Her new companions are going to be more of a team than the usual one or two people who follow the Doctor at a time. I like most of their dynamics, although they seem to shift back and forth during the episode. Still, I think that they’ll serve a much different role than previous companions, if only because of the number.

As for the episode itself, it’s fine. The Coils are visually interesting. The jokes that the Doctor makes about Tzim-Sha’s name (mostly just calling him “Tim Shaw”) are pretty good. The main thing that shocked me was that they killed off a character that we were definitely starting to like… and one that was central to two of her companions’ stories. That’s kind of crazy for a show like this.

Overall, I liked this episode.

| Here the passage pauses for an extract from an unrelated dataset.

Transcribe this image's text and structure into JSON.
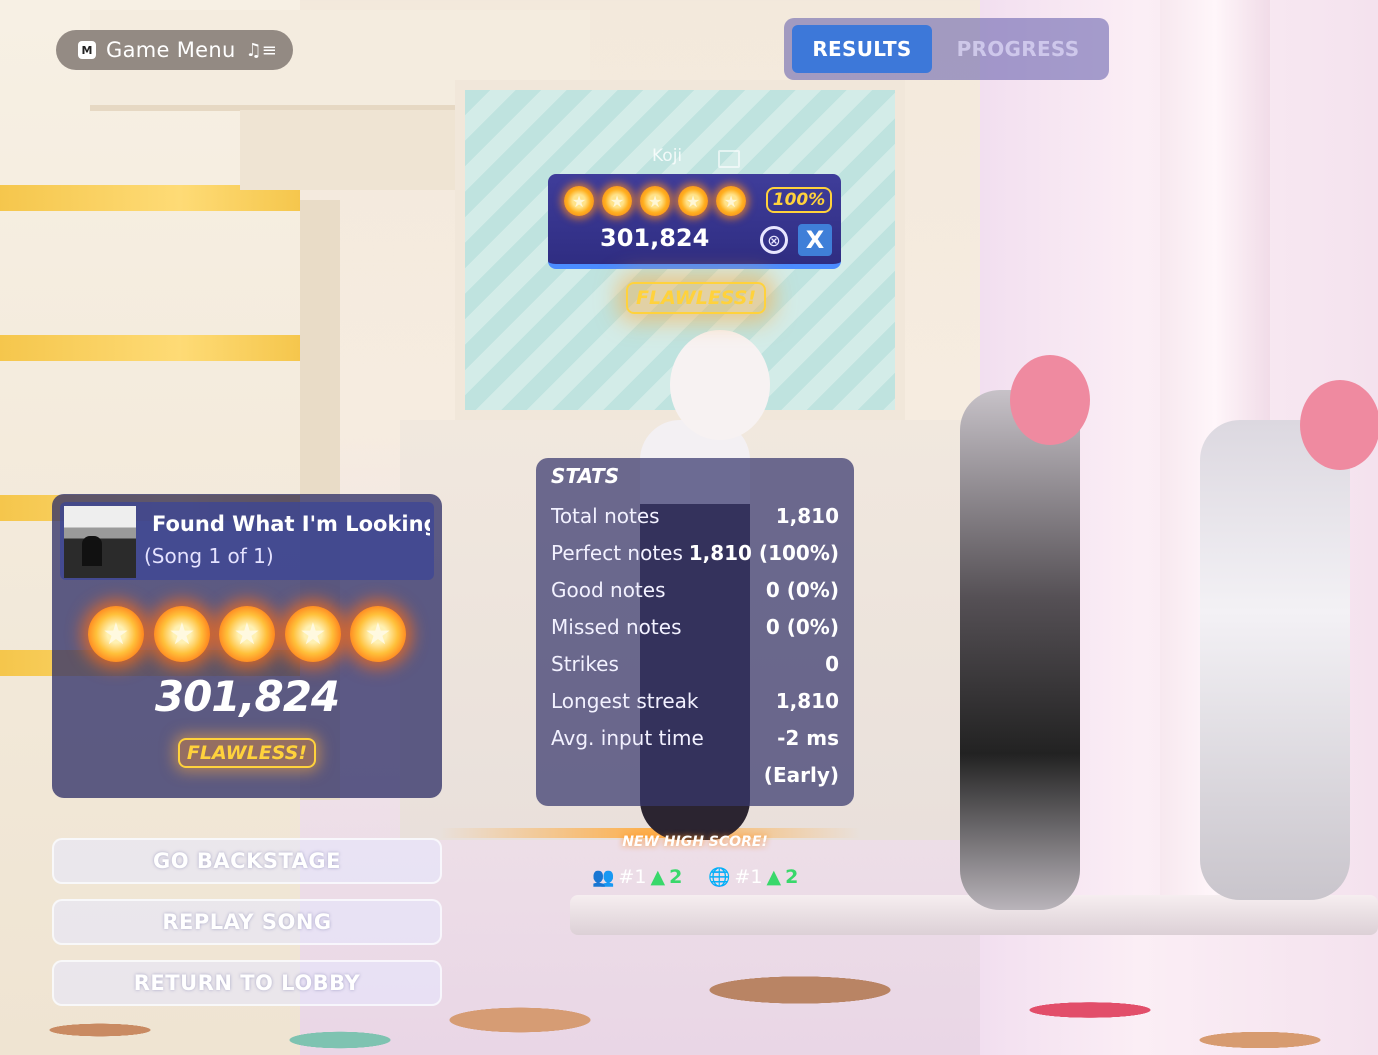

I’d say that in Doctor Who terms, this was probably about a B+.

If you want to check out some more by the Joker on the Sofa, check out the 100 Greatest TV Episodes of All Time or the Joker on the Sofa Reviews

If you enjoy these, please, like, share, tell your friends, like the Facebook page (https://www.facebook.com/JokerOnTheSofa/), follow on Twitter @JokerOnTheSofa, and just generally give me a little bump. I’m not getting paid, but I like to get feedback.